- GIVEN DATA:
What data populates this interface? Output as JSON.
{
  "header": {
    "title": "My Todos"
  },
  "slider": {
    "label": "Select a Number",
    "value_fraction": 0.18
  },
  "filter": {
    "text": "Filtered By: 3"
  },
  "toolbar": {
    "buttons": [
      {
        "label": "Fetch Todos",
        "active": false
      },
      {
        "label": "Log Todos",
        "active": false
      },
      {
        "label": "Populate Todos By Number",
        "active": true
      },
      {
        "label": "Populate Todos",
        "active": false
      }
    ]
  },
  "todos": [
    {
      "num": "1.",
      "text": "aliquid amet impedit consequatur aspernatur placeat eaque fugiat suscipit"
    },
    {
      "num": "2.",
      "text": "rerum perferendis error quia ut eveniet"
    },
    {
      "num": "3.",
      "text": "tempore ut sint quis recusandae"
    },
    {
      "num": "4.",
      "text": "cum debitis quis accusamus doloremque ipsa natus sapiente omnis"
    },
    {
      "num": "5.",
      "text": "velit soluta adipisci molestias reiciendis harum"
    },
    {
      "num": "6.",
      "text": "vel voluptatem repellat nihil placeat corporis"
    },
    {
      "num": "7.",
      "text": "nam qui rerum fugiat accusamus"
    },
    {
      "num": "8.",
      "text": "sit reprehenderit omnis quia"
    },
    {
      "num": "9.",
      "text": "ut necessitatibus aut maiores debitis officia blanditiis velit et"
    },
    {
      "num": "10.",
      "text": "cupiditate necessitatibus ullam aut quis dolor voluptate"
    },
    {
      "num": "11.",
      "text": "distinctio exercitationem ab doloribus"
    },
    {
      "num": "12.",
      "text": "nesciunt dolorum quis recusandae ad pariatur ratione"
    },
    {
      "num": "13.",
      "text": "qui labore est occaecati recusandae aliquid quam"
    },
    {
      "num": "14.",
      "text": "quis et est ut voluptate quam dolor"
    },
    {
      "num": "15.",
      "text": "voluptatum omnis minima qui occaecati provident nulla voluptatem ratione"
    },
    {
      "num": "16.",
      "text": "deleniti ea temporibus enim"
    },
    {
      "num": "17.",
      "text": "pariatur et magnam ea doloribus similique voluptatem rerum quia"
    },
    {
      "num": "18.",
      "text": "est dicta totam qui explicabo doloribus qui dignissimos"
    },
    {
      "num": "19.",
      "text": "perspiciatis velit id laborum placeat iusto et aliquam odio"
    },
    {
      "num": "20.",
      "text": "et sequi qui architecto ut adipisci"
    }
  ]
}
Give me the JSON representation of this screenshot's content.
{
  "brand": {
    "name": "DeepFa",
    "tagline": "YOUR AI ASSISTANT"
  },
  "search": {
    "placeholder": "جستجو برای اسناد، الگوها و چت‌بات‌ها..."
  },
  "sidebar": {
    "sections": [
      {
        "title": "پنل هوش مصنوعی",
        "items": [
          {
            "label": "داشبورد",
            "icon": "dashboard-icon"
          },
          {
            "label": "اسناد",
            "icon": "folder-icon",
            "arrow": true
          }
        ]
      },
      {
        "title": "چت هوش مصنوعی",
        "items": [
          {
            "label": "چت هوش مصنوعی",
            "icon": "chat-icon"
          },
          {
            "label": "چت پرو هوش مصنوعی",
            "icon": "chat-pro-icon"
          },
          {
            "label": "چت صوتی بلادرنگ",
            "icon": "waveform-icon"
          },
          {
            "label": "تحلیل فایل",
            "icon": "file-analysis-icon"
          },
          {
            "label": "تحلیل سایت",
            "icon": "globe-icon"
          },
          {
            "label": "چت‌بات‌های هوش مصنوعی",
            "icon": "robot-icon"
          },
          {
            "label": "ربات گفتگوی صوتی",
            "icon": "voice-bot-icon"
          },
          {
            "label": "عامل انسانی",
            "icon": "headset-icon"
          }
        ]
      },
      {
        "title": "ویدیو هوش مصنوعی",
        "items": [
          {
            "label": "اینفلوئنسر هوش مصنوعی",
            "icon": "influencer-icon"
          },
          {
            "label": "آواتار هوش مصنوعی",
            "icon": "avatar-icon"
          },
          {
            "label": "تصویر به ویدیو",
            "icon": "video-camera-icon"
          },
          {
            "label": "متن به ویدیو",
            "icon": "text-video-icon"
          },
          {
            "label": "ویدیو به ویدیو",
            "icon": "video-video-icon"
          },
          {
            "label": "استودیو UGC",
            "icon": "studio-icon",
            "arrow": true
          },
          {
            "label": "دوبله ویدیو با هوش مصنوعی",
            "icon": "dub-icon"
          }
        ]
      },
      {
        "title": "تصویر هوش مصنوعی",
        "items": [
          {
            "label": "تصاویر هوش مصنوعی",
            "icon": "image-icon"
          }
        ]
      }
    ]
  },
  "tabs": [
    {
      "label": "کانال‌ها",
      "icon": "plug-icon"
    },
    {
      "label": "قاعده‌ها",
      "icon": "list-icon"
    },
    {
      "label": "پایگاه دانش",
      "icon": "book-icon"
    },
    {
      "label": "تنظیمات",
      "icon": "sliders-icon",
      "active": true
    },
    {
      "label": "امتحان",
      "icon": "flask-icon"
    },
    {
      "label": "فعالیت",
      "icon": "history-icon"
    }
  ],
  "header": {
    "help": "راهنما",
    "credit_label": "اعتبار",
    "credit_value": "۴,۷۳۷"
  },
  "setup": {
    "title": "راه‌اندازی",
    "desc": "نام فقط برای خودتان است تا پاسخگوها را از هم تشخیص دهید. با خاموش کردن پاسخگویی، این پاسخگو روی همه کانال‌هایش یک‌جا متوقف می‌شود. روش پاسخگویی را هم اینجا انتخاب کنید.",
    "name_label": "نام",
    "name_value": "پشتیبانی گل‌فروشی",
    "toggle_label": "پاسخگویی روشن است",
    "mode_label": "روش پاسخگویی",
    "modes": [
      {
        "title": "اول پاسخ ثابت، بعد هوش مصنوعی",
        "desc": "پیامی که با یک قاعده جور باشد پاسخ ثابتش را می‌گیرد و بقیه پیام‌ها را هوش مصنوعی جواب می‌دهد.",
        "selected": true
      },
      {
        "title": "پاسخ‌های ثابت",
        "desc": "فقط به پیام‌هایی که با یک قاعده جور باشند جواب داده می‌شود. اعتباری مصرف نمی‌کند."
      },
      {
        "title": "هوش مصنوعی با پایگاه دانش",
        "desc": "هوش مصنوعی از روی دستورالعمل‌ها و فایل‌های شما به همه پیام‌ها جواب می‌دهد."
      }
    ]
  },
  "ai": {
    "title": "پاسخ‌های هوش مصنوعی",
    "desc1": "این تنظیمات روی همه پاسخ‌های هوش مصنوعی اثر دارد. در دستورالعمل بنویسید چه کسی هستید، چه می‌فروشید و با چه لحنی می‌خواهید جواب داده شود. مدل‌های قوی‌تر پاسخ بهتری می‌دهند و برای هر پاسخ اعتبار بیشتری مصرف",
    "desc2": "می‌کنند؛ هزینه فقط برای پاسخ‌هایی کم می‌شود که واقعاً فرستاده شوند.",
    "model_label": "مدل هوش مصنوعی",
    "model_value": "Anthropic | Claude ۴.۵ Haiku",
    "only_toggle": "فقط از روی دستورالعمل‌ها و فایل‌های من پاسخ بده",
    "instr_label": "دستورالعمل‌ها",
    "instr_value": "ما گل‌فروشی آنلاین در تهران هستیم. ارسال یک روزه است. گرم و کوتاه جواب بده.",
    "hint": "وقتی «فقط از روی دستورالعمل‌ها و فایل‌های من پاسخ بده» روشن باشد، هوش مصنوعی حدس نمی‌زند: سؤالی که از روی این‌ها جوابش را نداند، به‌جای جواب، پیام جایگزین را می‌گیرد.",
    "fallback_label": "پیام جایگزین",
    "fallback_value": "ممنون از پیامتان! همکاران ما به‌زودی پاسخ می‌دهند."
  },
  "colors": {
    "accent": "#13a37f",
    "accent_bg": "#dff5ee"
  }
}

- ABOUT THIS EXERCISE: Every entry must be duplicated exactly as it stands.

- ANSWER TO THIS TASK:
What data populates this interface? Output as JSON.
{
  "header": {
    "title": "My Todos"
  },
  "slider": {
    "label": "Select a Number",
    "value_fraction": 0.18
  },
  "filter": {
    "text": "Filtered By: 3"
  },
  "toolbar": {
    "buttons": [
      {
        "label": "Fetch Todos",
        "active": false
      },
      {
        "label": "Log Todos",
        "active": false
      },
      {
        "label": "Populate Todos By Number",
        "active": true
      },
      {
        "label": "Populate Todos",
        "active": false
      }
    ]
  },
  "todos": [
    {
      "num": "1.",
      "text": "aliquid amet impedit consequatur aspernatur placeat eaque fugiat suscipit"
    },
    {
      "num": "2.",
      "text": "rerum perferendis error quia ut eveniet"
    },
    {
      "num": "3.",
      "text": "tempore ut sint quis recusandae"
    },
    {
      "num": "4.",
      "text": "cum debitis quis accusamus doloremque ipsa natus sapiente omnis"
    },
    {
      "num": "5.",
      "text": "velit soluta adipisci molestias reiciendis harum"
    },
    {
      "num": "6.",
      "text": "vel voluptatem repellat nihil placeat corporis"
    },
    {
      "num": "7.",
      "text": "nam qui rerum fugiat accusamus"
    },
    {
      "num": "8.",
      "text": "sit reprehenderit omnis quia"
    },
    {
      "num": "9.",
      "text": "ut necessitatibus aut maiores debitis officia blanditiis velit et"
    },
    {
      "num": "10.",
      "text": "cupiditate necessitatibus ullam aut quis dolor voluptate"
    },
    {
      "num": "11.",
      "text": "distinctio exercitationem ab doloribus"
    },
    {
      "num": "12.",
      "text": "nesciunt dolorum quis recusandae ad pariatur ratione"
    },
    {
      "num": "13.",
      "text": "qui labore est occaecati recusandae aliquid quam"
    },
    {
      "num": "14.",
      "text": "quis et est ut voluptate quam dolor"
    },
    {
      "num": "15.",
      "text": "voluptatum omnis minima qui occaecati provident nulla voluptatem ratione"
    },
    {
      "num": "16.",
      "text": "deleniti ea temporibus enim"
    },
    {
      "num": "17.",
      "text": "pariatur et magnam ea doloribus similique voluptatem rerum quia"
    },
    {
      "num": "18.",
      "text": "est dicta totam qui explicabo doloribus qui dignissimos"
    },
    {
      "num": "19.",
      "text": "perspiciatis velit id laborum placeat iusto et aliquam odio"
    },
    {
      "num": "20.",
      "text": "et sequi qui architecto ut adipisci"
    }
  ]
}
Give me the JSON representation of this screenshot's content.
{
  "brand": {
    "name": "DeepFa",
    "tagline": "YOUR AI ASSISTANT"
  },
  "search": {
    "placeholder": "جستجو برای اسناد، الگوها و چت‌بات‌ها..."
  },
  "sidebar": {
    "sections": [
      {
        "title": "پنل هوش مصنوعی",
        "items": [
          {
            "label": "داشبورد",
            "icon": "dashboard-icon"
          },
          {
            "label": "اسناد",
            "icon": "folder-icon",
            "arrow": true
          }
        ]
      },
      {
        "title": "چت هوش مصنوعی",
        "items": [
          {
            "label": "چت هوش مصنوعی",
            "icon": "chat-icon"
          },
          {
            "label": "چت پرو هوش مصنوعی",
            "icon": "chat-pro-icon"
          },
          {
            "label": "چت صوتی بلادرنگ",
            "icon": "waveform-icon"
          },
          {
            "label": "تحلیل فایل",
            "icon": "file-analysis-icon"
          },
          {
            "label": "تحلیل سایت",
            "icon": "globe-icon"
          },
          {
            "label": "چت‌بات‌های هوش مصنوعی",
            "icon": "robot-icon"
          },
          {
            "label": "ربات گفتگوی صوتی",
            "icon": "voice-bot-icon"
          },
          {
            "label": "عامل انسانی",
            "icon": "headset-icon"
          }
        ]
      },
      {
        "title": "ویدیو هوش مصنوعی",
        "items": [
          {
            "label": "اینفلوئنسر هوش مصنوعی",
            "icon": "influencer-icon"
          },
          {
            "label": "آواتار هوش مصنوعی",
            "icon": "avatar-icon"
          },
          {
            "label": "تصویر به ویدیو",
            "icon": "video-camera-icon"
          },
          {
            "label": "متن به ویدیو",
            "icon": "text-video-icon"
          },
          {
            "label": "ویدیو به ویدیو",
            "icon": "video-video-icon"
          },
          {
            "label": "استودیو UGC",
            "icon": "studio-icon",
            "arrow": true
          },
          {
            "label": "دوبله ویدیو با هوش مصنوعی",
            "icon": "dub-icon"
          }
        ]
      },
      {
        "title": "تصویر هوش مصنوعی",
        "items": [
          {
            "label": "تصاویر هوش مصنوعی",
            "icon": "image-icon"
          }
        ]
      }
    ]
  },
  "tabs": [
    {
      "label": "کانال‌ها",
      "icon": "plug-icon"
    },
    {
      "label": "قاعده‌ها",
      "icon": "list-icon"
    },
    {
      "label": "پایگاه دانش",
      "icon": "book-icon"
    },
    {
      "label": "تنظیمات",
      "icon": "sliders-icon",
      "active": true
    },
    {
      "label": "امتحان",
      "icon": "flask-icon"
    },
    {
      "label": "فعالیت",
      "icon": "history-icon"
    }
  ],
  "header": {
    "help": "راهنما",
    "credit_label": "اعتبار",
    "credit_value": "۴,۷۳۷"
  },
  "setup": {
    "title": "راه‌اندازی",
    "desc": "نام فقط برای خودتان است تا پاسخگوها را از هم تشخیص دهید. با خاموش کردن پاسخگویی، این پاسخگو روی همه کانال‌هایش یک‌جا متوقف می‌شود. روش پاسخگویی را هم اینجا انتخاب کنید.",
    "name_label": "نام",
    "name_value": "پشتیبانی گل‌فروشی",
    "toggle_label": "پاسخگویی روشن است",
    "mode_label": "روش پاسخگویی",
    "modes": [
      {
        "title": "اول پاسخ ثابت، بعد هوش مصنوعی",
        "desc": "پیامی که با یک قاعده جور باشد پاسخ ثابتش را می‌گیرد و بقیه پیام‌ها را هوش مصنوعی جواب می‌دهد.",
        "selected": true
      },
      {
        "title": "پاسخ‌های ثابت",
        "desc": "فقط به پیام‌هایی که با یک قاعده جور باشند جواب داده می‌شود. اعتباری مصرف نمی‌کند."
      },
      {
        "title": "هوش مصنوعی با پایگاه دانش",
        "desc": "هوش مصنوعی از روی دستورالعمل‌ها و فایل‌های شما به همه پیام‌ها جواب می‌دهد."
      }
    ]
  },
  "ai": {
    "title": "پاسخ‌های هوش مصنوعی",
    "desc1": "این تنظیمات روی همه پاسخ‌های هوش مصنوعی اثر دارد. در دستورالعمل بنویسید چه کسی هستید، چه می‌فروشید و با چه لحنی می‌خواهید جواب داده شود. مدل‌های قوی‌تر پاسخ بهتری می‌دهند و برای هر پاسخ اعتبار بیشتری مصرف",
    "desc2": "می‌کنند؛ هزینه فقط برای پاسخ‌هایی کم می‌شود که واقعاً فرستاده شوند.",
    "model_label": "مدل هوش مصنوعی",
    "model_value": "Anthropic | Claude ۴.۵ Haiku",
    "only_toggle": "فقط از روی دستورالعمل‌ها و فایل‌های من پاسخ بده",
    "instr_label": "دستورالعمل‌ها",
    "instr_value": "ما گل‌فروشی آنلاین در تهران هستیم. ارسال یک روزه است. گرم و کوتاه جواب بده.",
    "hint": "وقتی «فقط از روی دستورالعمل‌ها و فایل‌های من پاسخ بده» روشن باشد، هوش مصنوعی حدس نمی‌زند: سؤالی که از روی این‌ها جوابش را نداند، به‌جای جواب، پیام جایگزین را می‌گیرد.",
    "fallback_label": "پیام جایگزین",
    "fallback_value": "ممنون از پیامتان! همکاران ما به‌زودی پاسخ می‌دهند."
  },
  "colors": {
    "accent": "#13a37f",
    "accent_bg": "#dff5ee"
  }
}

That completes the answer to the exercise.